Hence, if Apple has indeed been successful in riding out this crisis, in my opinion, Apple did not break any Public Relation rules, but adopted the correct crisis management strategy for the situation.

Saturday, February 12, 2011

Social Media and the Media Cycle

At a recent workshop, the issue of timely updating of stakeholders was raised.  The executive essentially questioned the notion that an organisation can be faster than a citizen journalist.  Her argument was based on the fact that citizen journalists are not obliged to verify the accuracy of the facts before posting it online, while an organisation attempting to stay ahead of the media cycle is.

Participants at the workshop as a whole agreed that organisations are at a disadvantage.  They however agreed that staying ahead of the media cycle did not mean that they had to gather all the facts before responding to the incident.  In time critical situations, a simple statement (a) acknowledging the incident; (b) giving some factual information about the incident; and (c) stating that the organisation was investigating is sufficient.

Hence, in the time sensitive era of social media, the old approach of responding only after gathering all the facts is no longer valid.  Organisations must now be prepared to issue 2-tiered media responses to incidents.

Refer to my earlier blog posting for one possible decision matrix on "to respond or not to respond."

Thursday, February 3, 2011

Net Presence: Platform for Credible Crisis Communications

I read an interesting blog posting by Alexandra Samuel on HBR.Org titled "when to stop and when to keep going with your social media strategy." In his blog posting, Alexandra mentioned that the lack of a "gate keeper" allows genuine feedback about an organization's product and  service to be raised. In this context, organizations that truly want to improve their offerings should not shun or fear these feedback, but embrace it as a tool to stay ahead of the competition.

Alexandra's posting resonates with me as in many of my discussions with crisis communications managers, my advocacy for a net presence (as part of building a credible source for breaking news) is often rejected.

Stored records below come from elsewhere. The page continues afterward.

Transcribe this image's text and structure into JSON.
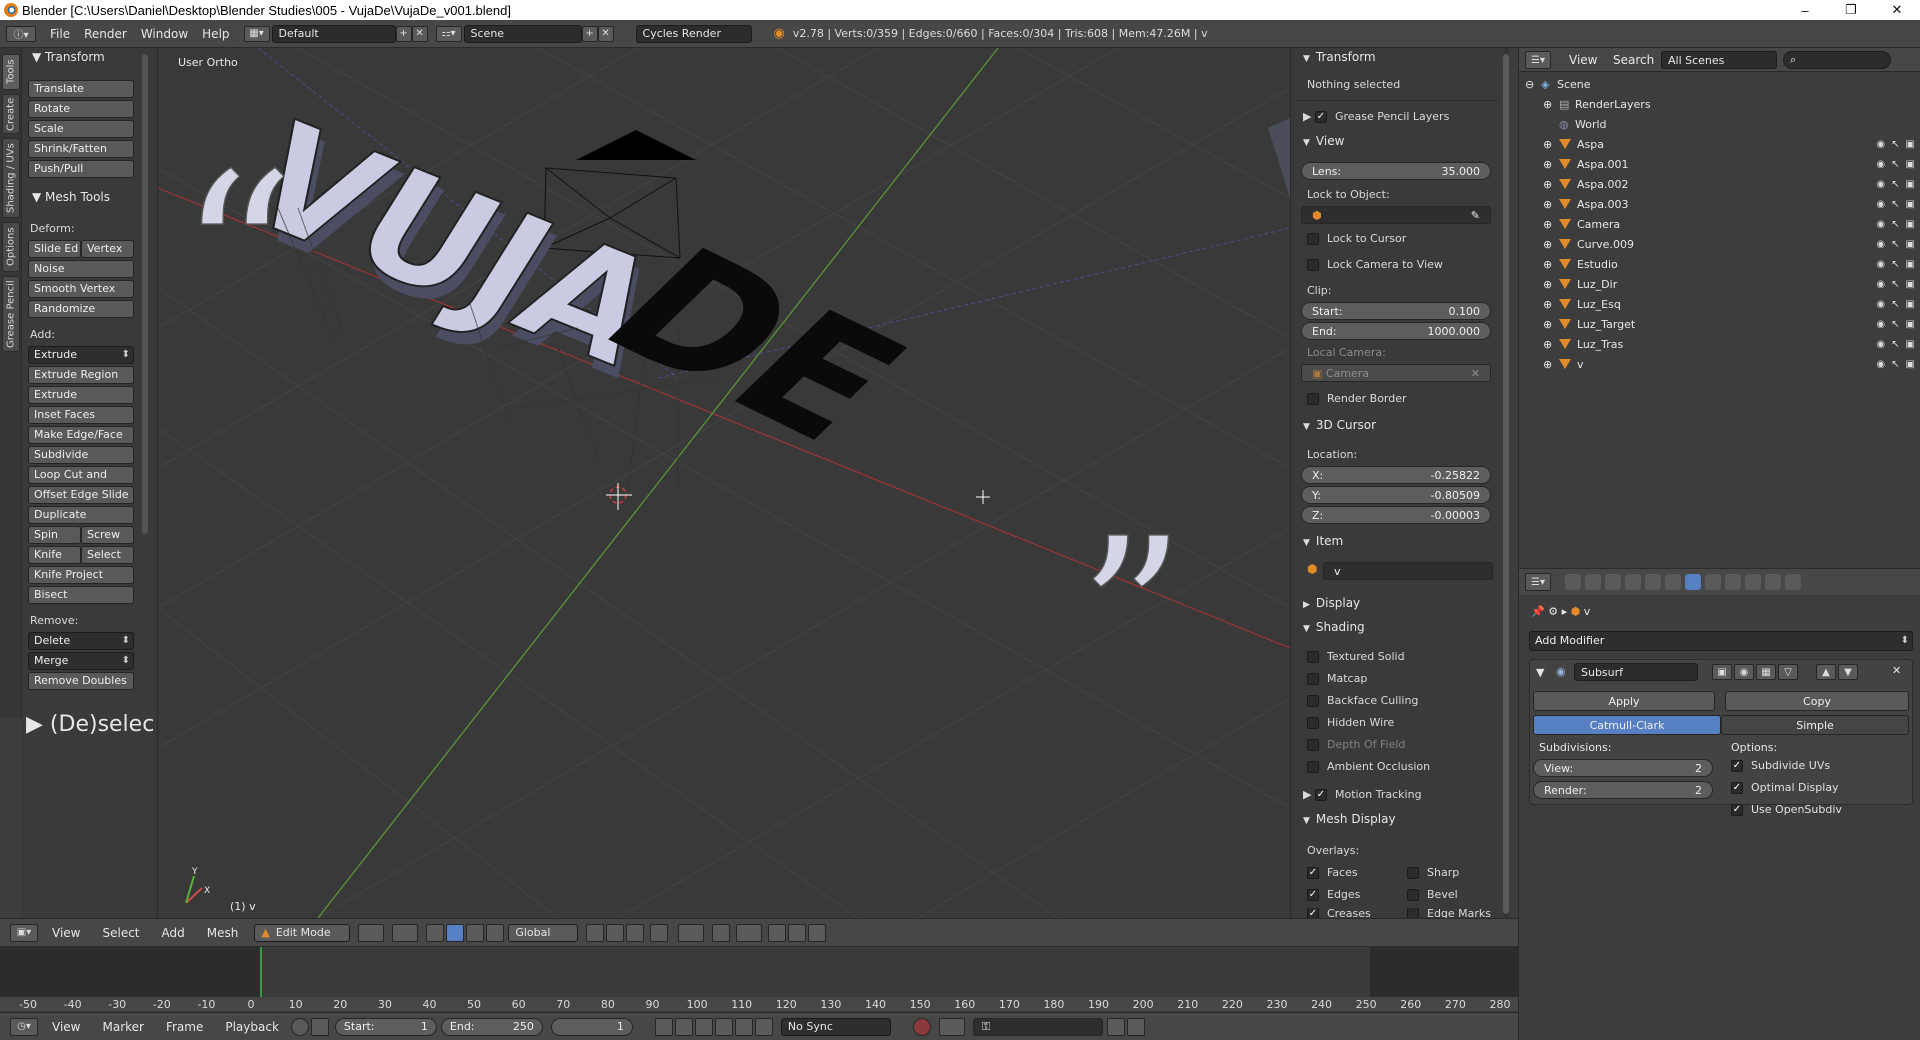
{
  "window": {
    "title": "Blender [C:\\Users\\Daniel\\Desktop\\Blender Studies\\005 - VujaDe\\VujaDe_v001.blend]",
    "minimize": "–",
    "restore": "❐",
    "close": "✕"
  },
  "info_header": {
    "menus": [
      "File",
      "Render",
      "Window",
      "Help"
    ],
    "layout": "Default",
    "scene": "Scene",
    "engine": "Cycles Render",
    "stats": "v2.78 | Verts:0/359 | Edges:0/660 | Faces:0/304 | Tris:608 | Mem:47.26M | v"
  },
  "vertical_tabs": [
    "Tools",
    "Create",
    "Shading / UVs",
    "Options",
    "Grease Pencil"
  ],
  "tool_shelf": {
    "transform_header": "Transform",
    "transform_buttons": [
      "Translate",
      "Rotate",
      "Scale",
      "Shrink/Fatten",
      "Push/Pull"
    ],
    "mesh_tools_header": "Mesh Tools",
    "deform_label": "Deform:",
    "deform_pair": [
      "Slide Ed",
      "Vertex"
    ],
    "deform_buttons": [
      "Noise",
      "Smooth Vertex",
      "Randomize"
    ],
    "add_label": "Add:",
    "extrude_dropdown": "Extrude",
    "add_buttons": [
      "Extrude Region",
      "Extrude Individual",
      "Inset Faces",
      "Make Edge/Face",
      "Subdivide",
      "Loop Cut and Slide",
      "Offset Edge Slide",
      "Duplicate"
    ],
    "spin_pair": [
      "Spin",
      "Screw"
    ],
    "knife_pair": [
      "Knife",
      "Select"
    ],
    "knife_buttons": [
      "Knife Project",
      "Bisect"
    ],
    "remove_label": "Remove:",
    "delete_dropdown": "Delete",
    "merge_dropdown": "Merge",
    "remove_doubles": "Remove Doubles",
    "deselect_panel": "(De)selec"
  },
  "viewport": {
    "view_label": "User Ortho",
    "object_label": "(1) v",
    "text_3d": "VUJA",
    "text_3d_shadow": "DE",
    "quote_open": "“",
    "quote_close": "”",
    "axis_y": "Y",
    "axis_x": "X"
  },
  "n_panel": {
    "transform": "Transform",
    "nothing_selected": "Nothing selected",
    "grease_pencil": "Grease Pencil Layers",
    "view": "View",
    "lens_label": "Lens:",
    "lens_value": "35.000",
    "lock_to_object": "Lock to Object:",
    "lock_to_cursor": "Lock to Cursor",
    "lock_camera": "Lock Camera to View",
    "clip": "Clip:",
    "clip_start_label": "Start:",
    "clip_start": "0.100",
    "clip_end_label": "End:",
    "clip_end": "1000.000",
    "local_camera": "Local Camera:",
    "camera_field": "Camera",
    "render_border": "Render Border",
    "cursor_header": "3D Cursor",
    "location": "Location:",
    "x_label": "X:",
    "x_value": "-0.25822",
    "y_label": "Y:",
    "y_value": "-0.80509",
    "z_label": "Z:",
    "z_value": "-0.00003",
    "item": "Item",
    "item_name": "v",
    "display": "Display",
    "shading": "Shading",
    "shading_options": [
      "Textured Solid",
      "Matcap",
      "Backface Culling",
      "Hidden Wire",
      "Depth Of Field",
      "Ambient Occlusion"
    ],
    "motion_tracking": "Motion Tracking",
    "mesh_display": "Mesh Display",
    "overlays": "Overlays:",
    "overlay_left": [
      "Faces",
      "Edges",
      "Creases"
    ],
    "overlay_right": [
      "Sharp",
      "Bevel",
      "Edge Marks"
    ]
  },
  "outliner": {
    "view": "View",
    "search": "Search",
    "scenes": "All Scenes",
    "scene": "Scene",
    "render_layers": "RenderLayers",
    "world": "World",
    "objects": [
      "Aspa",
      "Aspa.001",
      "Aspa.002",
      "Aspa.003",
      "Camera",
      "Curve.009",
      "Estudio",
      "Luz_Dir",
      "Luz_Esq",
      "Luz_Target",
      "Luz_Tras",
      "v"
    ]
  },
  "properties": {
    "object_name": "v",
    "add_modifier": "Add Modifier",
    "modifier_name": "Subsurf",
    "apply": "Apply",
    "copy": "Copy",
    "catmull": "Catmull-Clark",
    "simple": "Simple",
    "subdivisions": "Subdivisions:",
    "view_label": "View:",
    "view_value": "2",
    "render_label": "Render:",
    "render_value": "2",
    "options": "Options:",
    "option_items": [
      "Subdivide UVs",
      "Optimal Display",
      "Use OpenSubdiv"
    ]
  },
  "viewport_header": {
    "menus": [
      "View",
      "Select",
      "Add",
      "Mesh"
    ],
    "mode": "Edit Mode",
    "orientation": "Global"
  },
  "timeline": {
    "ticks": [
      "-50",
      "-40",
      "-30",
      "-20",
      "-10",
      "0",
      "10",
      "20",
      "30",
      "40",
      "50",
      "60",
      "70",
      "80",
      "90",
      "100",
      "110",
      "120",
      "130",
      "140",
      "150",
      "160",
      "170",
      "180",
      "190",
      "200",
      "210",
      "220",
      "230",
      "240",
      "250",
      "260",
      "270",
      "280"
    ],
    "current_frame": 1
  },
  "timeline_header": {
    "menus": [
      "View",
      "Marker",
      "Frame",
      "Playback"
    ],
    "start_label": "Start:",
    "start": "1",
    "end_label": "End:",
    "end": "250",
    "frame": "1",
    "sync": "No Sync"
  },
  "colors": {
    "accent": "#5680c2",
    "object_orange": "#e08a2a",
    "axis_red": "#9e3434",
    "axis_green": "#5b9b36"
  }
}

The reason is a rationalization that the day to day problems such a net presence will surface will outweigh any benefits that it can bring in a crisis.

Hence, the key lesson for me is that a net presence provides an organization two main benefits - a valuable source of unadulterated feedback to improve its product and services, and a credible platform for crisis communications.  Any organization that fears a net presence as the "cons outweigh the pros" is therefore throwing the baby out with the water.